▶ **Requirement**
Filter the entries for the word "true". Copy each line in which it occurs.
..........
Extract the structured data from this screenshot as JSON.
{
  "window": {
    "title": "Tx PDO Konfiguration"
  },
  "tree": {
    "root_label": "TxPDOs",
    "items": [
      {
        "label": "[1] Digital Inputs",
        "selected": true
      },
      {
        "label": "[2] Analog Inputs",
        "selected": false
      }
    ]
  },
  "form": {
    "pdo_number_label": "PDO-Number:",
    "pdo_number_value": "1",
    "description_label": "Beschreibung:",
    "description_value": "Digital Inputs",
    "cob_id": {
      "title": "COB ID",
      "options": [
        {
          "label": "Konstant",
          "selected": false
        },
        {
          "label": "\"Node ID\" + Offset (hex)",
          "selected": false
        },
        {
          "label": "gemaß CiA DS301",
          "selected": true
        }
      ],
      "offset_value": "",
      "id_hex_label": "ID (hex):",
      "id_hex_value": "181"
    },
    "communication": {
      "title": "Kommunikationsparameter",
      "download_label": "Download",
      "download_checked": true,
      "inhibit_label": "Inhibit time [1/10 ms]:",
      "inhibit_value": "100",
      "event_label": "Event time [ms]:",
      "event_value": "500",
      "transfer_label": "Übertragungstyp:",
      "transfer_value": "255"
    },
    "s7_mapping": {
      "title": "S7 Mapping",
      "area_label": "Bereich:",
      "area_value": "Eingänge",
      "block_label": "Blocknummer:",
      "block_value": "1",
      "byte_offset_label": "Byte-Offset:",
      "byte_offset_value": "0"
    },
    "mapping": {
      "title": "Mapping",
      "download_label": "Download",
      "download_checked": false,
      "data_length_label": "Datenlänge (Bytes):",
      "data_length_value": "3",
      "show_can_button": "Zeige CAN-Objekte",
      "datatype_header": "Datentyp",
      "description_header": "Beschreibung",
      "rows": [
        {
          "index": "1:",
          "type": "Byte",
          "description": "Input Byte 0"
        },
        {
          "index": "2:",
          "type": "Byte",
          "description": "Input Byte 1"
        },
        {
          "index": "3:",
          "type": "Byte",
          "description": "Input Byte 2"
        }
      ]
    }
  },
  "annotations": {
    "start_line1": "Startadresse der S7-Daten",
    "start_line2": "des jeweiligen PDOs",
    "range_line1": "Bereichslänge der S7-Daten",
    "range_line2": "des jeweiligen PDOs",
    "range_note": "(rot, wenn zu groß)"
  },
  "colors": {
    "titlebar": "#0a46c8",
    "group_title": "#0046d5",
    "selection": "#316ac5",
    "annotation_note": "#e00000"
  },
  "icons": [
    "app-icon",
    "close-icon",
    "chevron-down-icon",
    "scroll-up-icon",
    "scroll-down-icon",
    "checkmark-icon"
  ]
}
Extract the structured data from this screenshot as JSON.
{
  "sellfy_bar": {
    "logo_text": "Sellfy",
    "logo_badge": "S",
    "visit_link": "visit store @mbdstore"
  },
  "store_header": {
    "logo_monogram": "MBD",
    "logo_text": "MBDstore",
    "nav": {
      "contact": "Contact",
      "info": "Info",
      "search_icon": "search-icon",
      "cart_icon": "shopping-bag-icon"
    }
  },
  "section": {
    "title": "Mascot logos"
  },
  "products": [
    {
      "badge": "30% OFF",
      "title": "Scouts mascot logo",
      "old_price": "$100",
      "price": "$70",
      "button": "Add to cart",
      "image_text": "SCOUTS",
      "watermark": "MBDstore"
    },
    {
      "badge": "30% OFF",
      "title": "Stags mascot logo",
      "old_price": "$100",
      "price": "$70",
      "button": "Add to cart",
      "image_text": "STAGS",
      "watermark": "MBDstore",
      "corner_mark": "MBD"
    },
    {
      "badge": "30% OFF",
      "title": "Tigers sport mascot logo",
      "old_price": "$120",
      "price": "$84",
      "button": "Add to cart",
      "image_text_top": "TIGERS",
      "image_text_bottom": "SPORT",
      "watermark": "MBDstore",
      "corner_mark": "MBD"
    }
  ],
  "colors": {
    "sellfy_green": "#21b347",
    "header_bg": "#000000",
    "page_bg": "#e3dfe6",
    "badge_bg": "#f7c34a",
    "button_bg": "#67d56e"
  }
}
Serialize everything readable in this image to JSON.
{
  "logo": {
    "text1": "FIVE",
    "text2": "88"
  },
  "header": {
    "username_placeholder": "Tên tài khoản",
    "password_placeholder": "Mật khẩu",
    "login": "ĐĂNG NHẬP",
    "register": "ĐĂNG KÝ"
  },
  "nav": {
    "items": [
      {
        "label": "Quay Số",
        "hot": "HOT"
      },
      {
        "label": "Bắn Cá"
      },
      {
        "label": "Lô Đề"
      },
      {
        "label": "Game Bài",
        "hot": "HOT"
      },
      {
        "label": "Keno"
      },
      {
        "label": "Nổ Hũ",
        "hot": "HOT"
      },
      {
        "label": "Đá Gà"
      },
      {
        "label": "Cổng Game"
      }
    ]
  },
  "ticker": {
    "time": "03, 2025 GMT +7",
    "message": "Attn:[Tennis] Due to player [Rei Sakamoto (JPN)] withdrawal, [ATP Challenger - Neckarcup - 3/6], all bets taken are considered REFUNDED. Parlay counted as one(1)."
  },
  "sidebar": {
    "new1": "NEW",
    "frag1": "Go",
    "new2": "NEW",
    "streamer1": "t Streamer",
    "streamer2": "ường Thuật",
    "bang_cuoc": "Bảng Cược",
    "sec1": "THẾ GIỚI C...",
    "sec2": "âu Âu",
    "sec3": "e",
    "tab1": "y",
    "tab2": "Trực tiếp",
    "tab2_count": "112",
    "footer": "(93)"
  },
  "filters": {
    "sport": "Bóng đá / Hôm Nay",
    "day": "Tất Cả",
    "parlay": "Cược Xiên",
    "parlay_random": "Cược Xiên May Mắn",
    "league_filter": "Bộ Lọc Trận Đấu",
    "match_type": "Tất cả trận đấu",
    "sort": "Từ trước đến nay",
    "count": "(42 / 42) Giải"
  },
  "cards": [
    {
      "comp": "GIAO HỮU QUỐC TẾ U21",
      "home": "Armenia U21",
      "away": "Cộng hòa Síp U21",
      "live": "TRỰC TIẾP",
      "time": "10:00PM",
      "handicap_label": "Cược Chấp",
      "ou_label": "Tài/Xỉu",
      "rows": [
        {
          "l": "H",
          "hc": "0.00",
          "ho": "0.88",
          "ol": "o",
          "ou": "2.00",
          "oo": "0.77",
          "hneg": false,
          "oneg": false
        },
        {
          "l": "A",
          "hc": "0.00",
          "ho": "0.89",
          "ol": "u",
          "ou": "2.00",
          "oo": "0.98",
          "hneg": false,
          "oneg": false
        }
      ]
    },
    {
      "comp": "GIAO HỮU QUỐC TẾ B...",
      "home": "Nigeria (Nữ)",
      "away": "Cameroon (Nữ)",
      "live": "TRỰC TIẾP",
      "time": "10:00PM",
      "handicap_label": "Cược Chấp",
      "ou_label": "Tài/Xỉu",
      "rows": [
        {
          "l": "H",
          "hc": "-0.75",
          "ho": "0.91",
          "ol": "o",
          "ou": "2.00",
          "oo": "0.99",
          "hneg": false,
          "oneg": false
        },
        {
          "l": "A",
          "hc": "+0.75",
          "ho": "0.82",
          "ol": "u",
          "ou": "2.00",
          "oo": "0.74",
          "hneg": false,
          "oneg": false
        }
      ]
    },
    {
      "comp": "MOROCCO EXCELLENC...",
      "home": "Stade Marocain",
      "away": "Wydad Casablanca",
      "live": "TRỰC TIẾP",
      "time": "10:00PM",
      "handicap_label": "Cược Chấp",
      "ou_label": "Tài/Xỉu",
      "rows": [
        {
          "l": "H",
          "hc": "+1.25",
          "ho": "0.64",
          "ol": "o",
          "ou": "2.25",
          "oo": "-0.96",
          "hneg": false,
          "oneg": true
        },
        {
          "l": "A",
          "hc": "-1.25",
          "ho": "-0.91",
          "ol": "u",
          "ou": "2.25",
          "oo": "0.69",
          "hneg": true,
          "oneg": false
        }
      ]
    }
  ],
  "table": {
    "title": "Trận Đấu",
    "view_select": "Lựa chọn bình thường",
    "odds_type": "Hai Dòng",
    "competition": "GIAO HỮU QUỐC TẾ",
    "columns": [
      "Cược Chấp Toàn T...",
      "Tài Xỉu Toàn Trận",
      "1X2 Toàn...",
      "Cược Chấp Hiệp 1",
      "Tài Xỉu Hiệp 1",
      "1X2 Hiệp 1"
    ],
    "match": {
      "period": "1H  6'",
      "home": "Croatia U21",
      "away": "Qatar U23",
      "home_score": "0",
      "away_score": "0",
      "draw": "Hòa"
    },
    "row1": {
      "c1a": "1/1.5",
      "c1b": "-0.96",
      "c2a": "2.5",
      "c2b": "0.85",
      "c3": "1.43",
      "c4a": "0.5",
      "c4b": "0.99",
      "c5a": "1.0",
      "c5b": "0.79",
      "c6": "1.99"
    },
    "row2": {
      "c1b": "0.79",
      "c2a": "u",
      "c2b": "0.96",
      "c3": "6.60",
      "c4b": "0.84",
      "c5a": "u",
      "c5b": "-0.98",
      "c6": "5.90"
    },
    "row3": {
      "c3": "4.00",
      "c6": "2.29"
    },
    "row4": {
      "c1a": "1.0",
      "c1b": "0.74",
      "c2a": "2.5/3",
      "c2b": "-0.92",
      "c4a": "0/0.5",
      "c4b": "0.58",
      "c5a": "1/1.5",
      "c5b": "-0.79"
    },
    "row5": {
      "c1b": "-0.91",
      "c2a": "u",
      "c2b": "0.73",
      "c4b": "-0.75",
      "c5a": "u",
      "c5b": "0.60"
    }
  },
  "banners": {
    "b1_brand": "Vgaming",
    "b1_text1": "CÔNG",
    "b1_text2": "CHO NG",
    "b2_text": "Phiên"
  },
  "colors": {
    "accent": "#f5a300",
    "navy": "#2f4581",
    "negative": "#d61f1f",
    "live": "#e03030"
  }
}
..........
▶ **Output of the exercise**
        "selected": true
          "selected": true
      "download_checked": true,
          "oneg": true
          "hneg": true,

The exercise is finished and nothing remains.